Interview with Harry Wakefield
With us today is Harry J. Wakefield a talented London based street photographer. Harry’s work is fairly new to me since joining Tumblr but has become a daily favorite. Thank you Harry for giving us some time and some insight into your work today.
Harry, how did your passion for street photography get started ?
It started late last year whilst I was working for a Mexican NGO. At university I majored in Political Science, and the idea at the time was to demonstrate Althusser’s theory of subjectivity by photographing the native Mexicans in their own environment in the hope of revealing their unique, nascent self. After a couple of months I decided to wrap up that little project as I was convinced that my original assumption didn’t require any more exploration; many might disagree, but for me photography really does have the potential of transforming the individual into a subject. Anyway, I enjoyed it so much at the time that I found myself writing much less, and instead of applying certain theories to certain contexts I began to think purely in terms of photography - and I guess that is when I began taking street photography more seriously.
In your eyes, what makes a good photo?
Personally, there’s a gut feeling I get when I see photograph that I like. I can’t really describe it, but it is often accompanied by leaning forward for a closer inspection. What I will say is that the majority of photographs I believe are ‘good’ are those that capture a moment, or perhaps a person in their element - as opposed to those that appear technically perfect, yet say little. My two favorite photographers are Jack Delano and Marianne Breslauer solely because their portraiture provides exactly that, a feel for the surroundings and the times, whilst showcasing their own individual style. Also, a little bit of imperfection does go a long way in a photograph, and that is why fashion and studio photography do not often get me leaning forward.
Do you believe in the expression “A picture is worth 1,000 words“ ?
It’s a great saying, but for me it depends on the picture. I don’t want to take the expression too literally, but I for one have taken photographs that are worth about three words - ‘Dog on Road’ or ‘Boy with ball’ for instance - but I do believe in the expression in that art and photography both have this intrinsic potential to communicate without the need for written explanation. If you look at any of Edward Hopper’s paintings you a presented with scenes that if written would amount to thousands of words of descriptive and emotional analysis. Photography is capable of the same, and I think that is what the majority of photographers, street or not, are trying to accomplish. I imagine almost every street shot that pops up on tumblr (or any other site) has significance for he or she that took it, but what they would really like is for others to read into it themselves. I guess it ties in with the question above - good photographs are those that need no explanation, but allow for interpretation.
What kind of gear is in your bag when you are shooting?
I carry around a Zenit E - but the thing has a mind of its own, and it will soon find its way to Brick Lane Market if it doesn’t start behaving itself. I also have an old Nikon SLR with a few borrowed lenses, his name is Ernesto.
What is the funniest or scariest story you can share from a shoot?
Most of what has been terrifying for me has been hilarious for those I was around with at the time.
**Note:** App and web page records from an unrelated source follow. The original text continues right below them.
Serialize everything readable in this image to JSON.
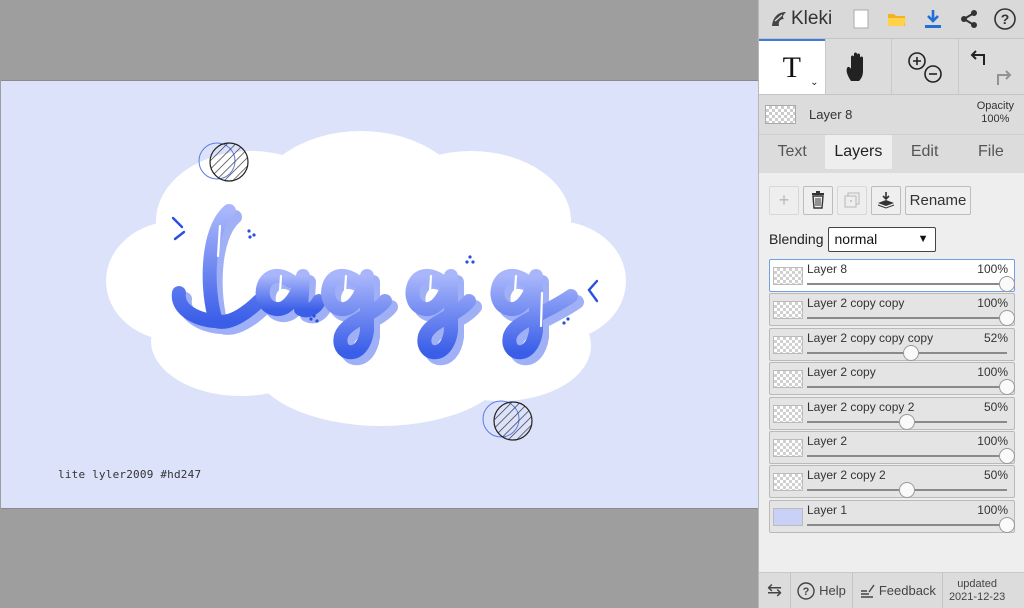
{
  "app": {
    "name": "Kleki",
    "accent": "#3b7bd9"
  },
  "topbar": {
    "icons": [
      "new-image-icon",
      "open-folder-icon",
      "download-icon",
      "share-icon",
      "help-icon"
    ]
  },
  "tools": {
    "items": [
      "text-tool-icon",
      "hand-tool-icon",
      "zoom-icons",
      "undo-redo-icons"
    ]
  },
  "current_layer": {
    "name": "Layer 8",
    "opacity_label": "Opacity",
    "opacity_value": "100%"
  },
  "tabs": [
    {
      "label": "Text"
    },
    {
      "label": "Layers"
    },
    {
      "label": "Edit"
    },
    {
      "label": "File"
    }
  ],
  "layer_buttons": {
    "rename_label": "Rename"
  },
  "blending": {
    "label": "Blending",
    "value": "normal"
  },
  "layers": [
    {
      "name": "Layer 8",
      "opacity": "100%",
      "level": 1.0
    },
    {
      "name": "Layer 2 copy copy",
      "opacity": "100%",
      "level": 1.0
    },
    {
      "name": "Layer 2 copy copy copy",
      "opacity": "52%",
      "level": 0.52
    },
    {
      "name": "Layer 2 copy",
      "opacity": "100%",
      "level": 1.0
    },
    {
      "name": "Layer 2 copy copy 2",
      "opacity": "50%",
      "level": 0.5
    },
    {
      "name": "Layer 2",
      "opacity": "100%",
      "level": 1.0
    },
    {
      "name": "Layer 2 copy 2",
      "opacity": "50%",
      "level": 0.5
    },
    {
      "name": "Layer 1",
      "opacity": "100%",
      "level": 1.0
    }
  ],
  "bottombar": {
    "help_label": "Help",
    "feedback_label": "Feedback",
    "updated_label": "updated",
    "updated_date": "2021-12-23"
  },
  "artwork": {
    "lettering": "Laggg",
    "signature": "lite  lyler2009  #hd247",
    "background_color": "#dde2fb",
    "cloud_color": "#ffffff",
    "letter_color": "#4c6ff0"
  }
}
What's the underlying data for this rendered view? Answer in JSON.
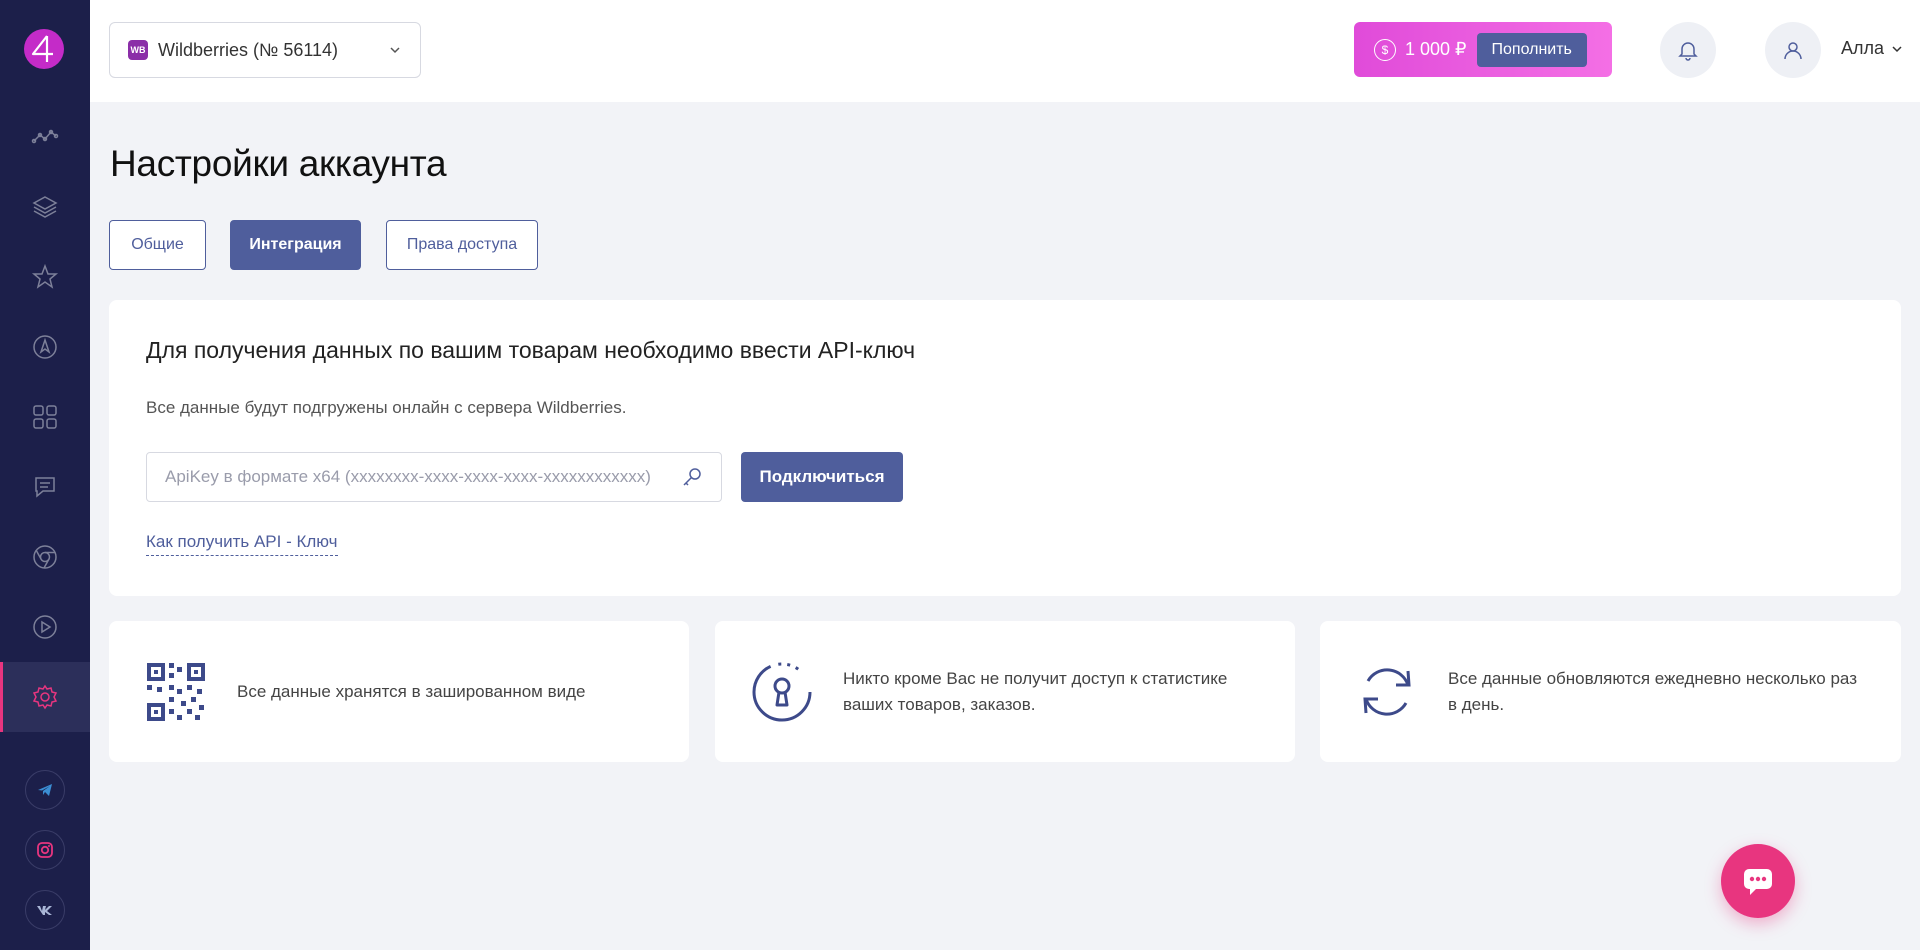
{
  "sidebar": {
    "logo_text": "4",
    "items": [
      {
        "icon": "analytics-icon"
      },
      {
        "icon": "layers-icon"
      },
      {
        "icon": "star-icon"
      },
      {
        "icon": "compass-icon"
      },
      {
        "icon": "grid-icon"
      },
      {
        "icon": "chat-icon"
      },
      {
        "icon": "chrome-icon"
      },
      {
        "icon": "play-icon"
      },
      {
        "icon": "settings-icon",
        "active": true
      }
    ],
    "social": [
      "telegram-icon",
      "instagram-icon",
      "vk-icon"
    ]
  },
  "header": {
    "store_badge": "WB",
    "store_name": "Wildberries (№ 56114)",
    "balance_symbol": "$",
    "balance": "1 000 ₽",
    "topup_label": "Пополнить",
    "user_name": "Алла"
  },
  "main": {
    "title": "Настройки аккаунта",
    "tabs": [
      {
        "label": "Общие"
      },
      {
        "label": "Интеграция",
        "active": true
      },
      {
        "label": "Права доступа"
      }
    ],
    "integration": {
      "heading": "Для получения данных по вашим товарам необходимо ввести API-ключ",
      "subtitle": "Все данные будут подгружены онлайн с сервера Wildberries.",
      "api_placeholder": "ApiKey в формате x64 (xxxxxxxx-xxxx-xxxx-xxxx-xxxxxxxxxxxx)",
      "api_value": "",
      "connect_label": "Подключиться",
      "help_link": "Как получить API - Ключ"
    },
    "features": [
      {
        "icon": "qr-code-icon",
        "text": "Все данные хранятся в зашированном виде"
      },
      {
        "icon": "keyhole-icon",
        "text": "Никто кроме Вас не получит доступ к статистике ваших товаров, заказов."
      },
      {
        "icon": "refresh-icon",
        "text": "Все данные обновляются ежедневно несколько раз в день."
      }
    ]
  },
  "colors": {
    "accent": "#4f5e9c",
    "sidebar": "#1c1f4a",
    "active": "#e8357f",
    "balance_gradient": "#e04bd9"
  }
}
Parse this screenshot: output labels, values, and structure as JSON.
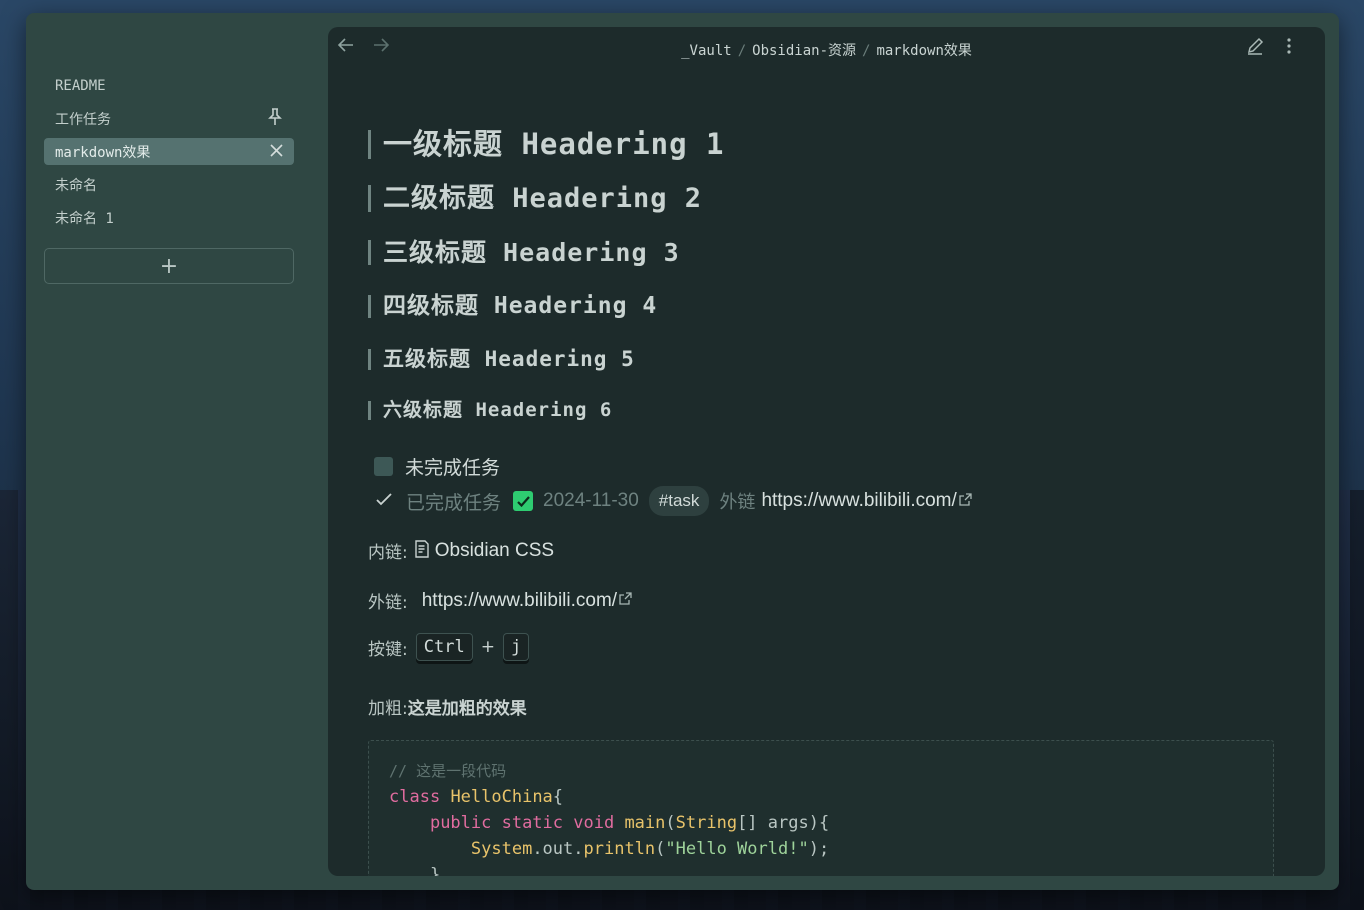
{
  "sidebar": {
    "items": [
      {
        "label": "README"
      },
      {
        "label": "工作任务"
      },
      {
        "label": "markdown效果"
      },
      {
        "label": "未命名"
      },
      {
        "label": "未命名 1"
      }
    ],
    "add_label": "+"
  },
  "topbar": {
    "breadcrumb": [
      "_Vault",
      "Obsidian-资源",
      "markdown效果"
    ],
    "separator": "/"
  },
  "headings": [
    "一级标题 Headering 1",
    "二级标题 Headering 2",
    "三级标题 Headering 3",
    "四级标题 Headering 4",
    "五级标题 Headering 5",
    "六级标题 Headering 6"
  ],
  "tasks": {
    "todo": "未完成任务",
    "done": "已完成任务",
    "date": "2024-11-30",
    "tag": "#task",
    "ext_label": "外链",
    "ext_url": "https://www.bilibili.com/"
  },
  "rows": {
    "internal_label": "内链:",
    "internal_link": "Obsidian CSS",
    "external_label": "外链:",
    "external_link": "https://www.bilibili.com/",
    "keys_label": "按键:",
    "key1": "Ctrl",
    "key_plus": "+",
    "key2": "j",
    "bold_label": "加粗:",
    "bold_text": "这是加粗的效果"
  },
  "code": {
    "comment": "// 这是一段代码",
    "line_class_kw": "class",
    "line_class_name": "HelloChina",
    "line_class_brace": "{",
    "line2_kw": "public static void",
    "line2_fn": "main",
    "line2_open": "(",
    "line2_type": "String",
    "line2_rest": "[] args){",
    "line3_obj": "System",
    "line3_mid": ".out.",
    "line3_fn": "println",
    "line3_open": "(",
    "line3_str": "\"Hello World!\"",
    "line3_close": ");",
    "line4": "}"
  }
}
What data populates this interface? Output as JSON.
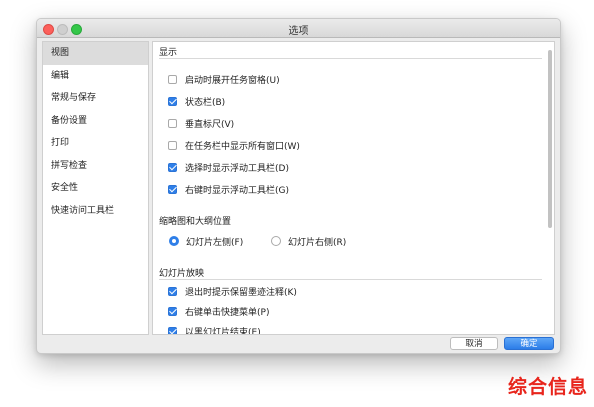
{
  "window": {
    "title": "选项"
  },
  "sidebar": {
    "items": [
      {
        "label": "视图",
        "selected": true
      },
      {
        "label": "编辑",
        "selected": false
      },
      {
        "label": "常规与保存",
        "selected": false
      },
      {
        "label": "备份设置",
        "selected": false
      },
      {
        "label": "打印",
        "selected": false
      },
      {
        "label": "拼写检查",
        "selected": false
      },
      {
        "label": "安全性",
        "selected": false
      },
      {
        "label": "快速访问工具栏",
        "selected": false
      }
    ]
  },
  "content": {
    "display": {
      "header": "显示",
      "options": [
        {
          "label": "启动时展开任务窗格(U)",
          "checked": false
        },
        {
          "label": "状态栏(B)",
          "checked": true
        },
        {
          "label": "垂直标尺(V)",
          "checked": false
        },
        {
          "label": "在任务栏中显示所有窗口(W)",
          "checked": false
        },
        {
          "label": "选择时显示浮动工具栏(D)",
          "checked": true
        },
        {
          "label": "右键时显示浮动工具栏(G)",
          "checked": true
        }
      ]
    },
    "thumbnail": {
      "header": "缩略图和大纲位置",
      "options": [
        {
          "label": "幻灯片左侧(F)",
          "checked": true
        },
        {
          "label": "幻灯片右侧(R)",
          "checked": false
        }
      ]
    },
    "slideshow": {
      "header": "幻灯片放映",
      "options": [
        {
          "label": "退出时提示保留墨迹注释(K)",
          "checked": true
        },
        {
          "label": "右键单击快捷菜单(P)",
          "checked": true
        },
        {
          "label": "以黑幻灯片结束(E)",
          "checked": true
        }
      ]
    }
  },
  "buttons": {
    "cancel": "取消",
    "ok": "确定"
  },
  "watermark": "综合信息",
  "colors": {
    "accent": "#2f7fe8",
    "watermark": "#e8251c"
  }
}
I almost plummeted to my death trying to take landscapes of Zacatecas from the mountainside, a rock gave way and my friend Alejandro grabbed me in time. In Aguascalientes I was cornered by a pack of wild dogs and had to throw bread rolls into the distance in order to earn my freedom, later on that afternoon a local farmer tricked me into looking inside a small shed that turned out to be a breeding ground for Black Widows. That wasn’t very pleasant. Yet, I fear the worst is yet to come as i’m heading out to Brazil in a couple days and I think i’m just about reckless enough to wonder into the favelas.